Finally, we are starting to see a little of the power of this scheme. It takes a little bit of setup work to define operators, but once we have them they are a powerful means of representing changes in the state of a system. In this case we step from a single active node the "Fred Smith" node, to the collection of nodes that represent Fred's friends, to the collection of nodes that represent their ages. This scheme very easily and compactly describes such systems as mapping words to their plurals and back, or stepping through family trees. For example the query for Sam's mother's father's sister would be:
sa: sister father mother |Sam>
For those a little more math inclined, we can note that applying these linear operators to a system state is in fact sparse matrix multiplication. So the "friends" operator can be interpreted as a transition matrix from people to their vector of friends. And the "age" operator is a transition matrix from people to their ages. The advantage of our scheme is that we don't require a dense representation, since in most cases the data is actually sparse. Say you had the ages of 300 people, with age ranges 1 to 100, a dense representation would require a 300*100 matrix.

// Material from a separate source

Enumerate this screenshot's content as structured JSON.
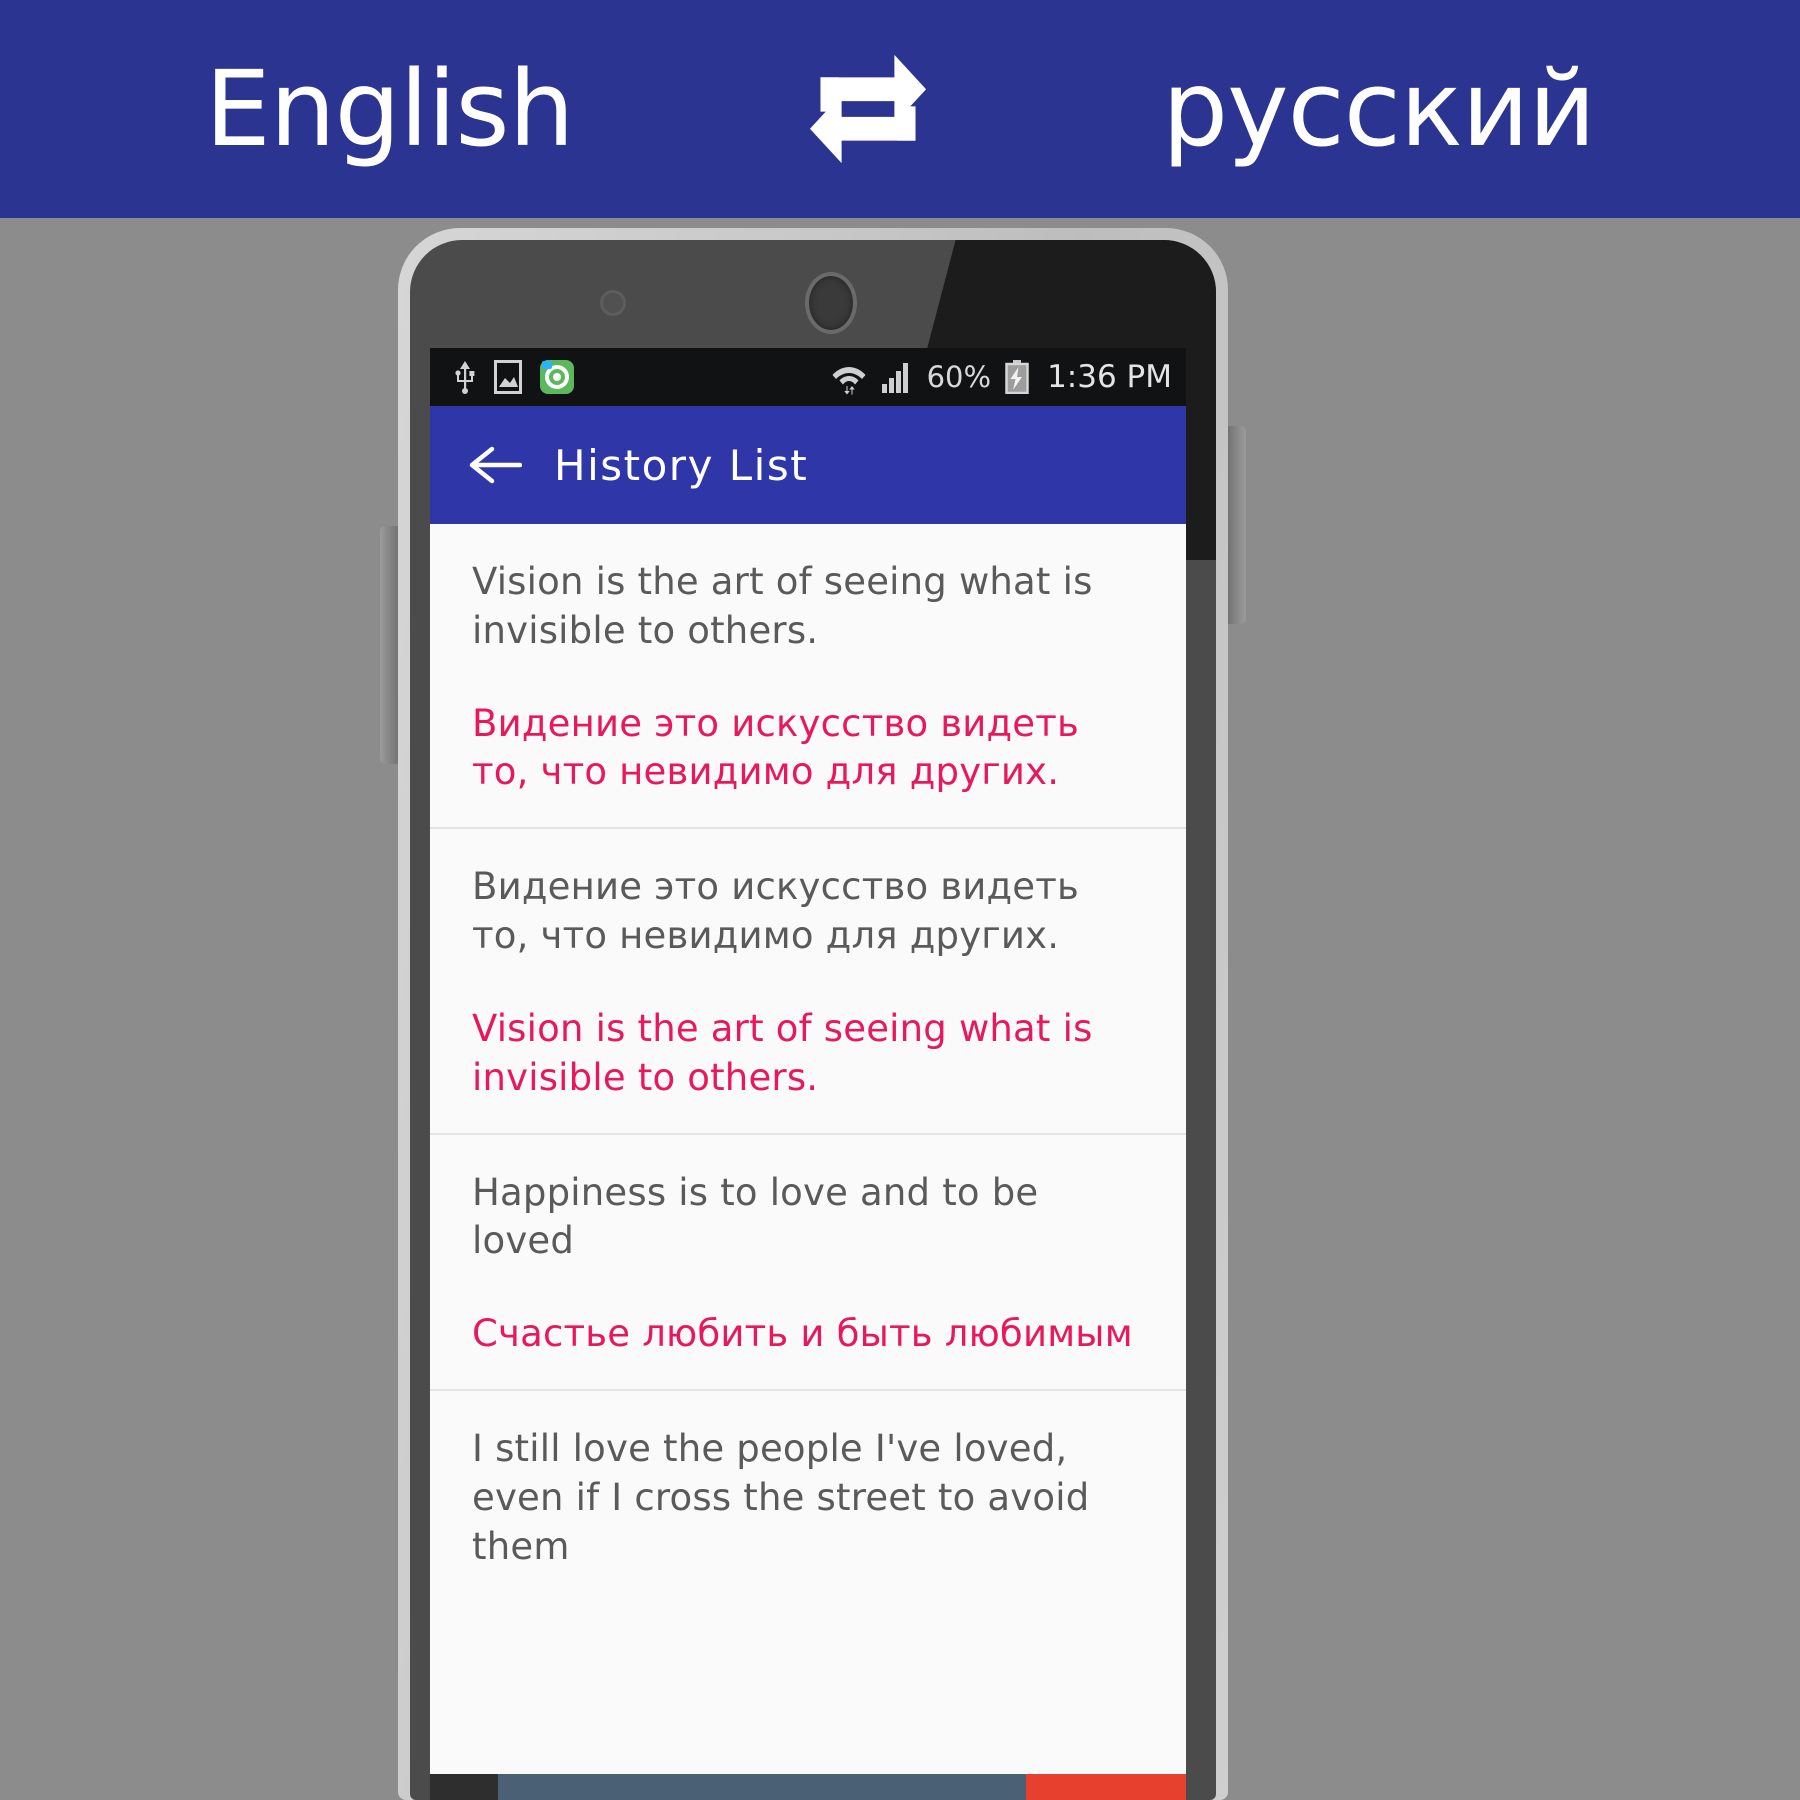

But almost all values in that matrix would be 0. Another example is the dataset that maps actors to the list of movies they have starred in, and movies to the list of actors in that movie. A naive dense matrix representation would be huge, with the vast majority of the entries 0. In the SDB language we can much more efficiently represent this knowledge. On the other hand, systems like artificial neural nets usually require dense representations, and for that the SDB language is less than ideal.
There is much, much more the SDB language, see the usage docs for terse descriptions of the language features. For example, only the simplest operators are linear, most of them are much more "complicated". But the above serves as an introduction to the founding principles of the SDB language. Don't forget to check the bottom of the usage docs page for example files, and the examples page for explanations of some of the examples.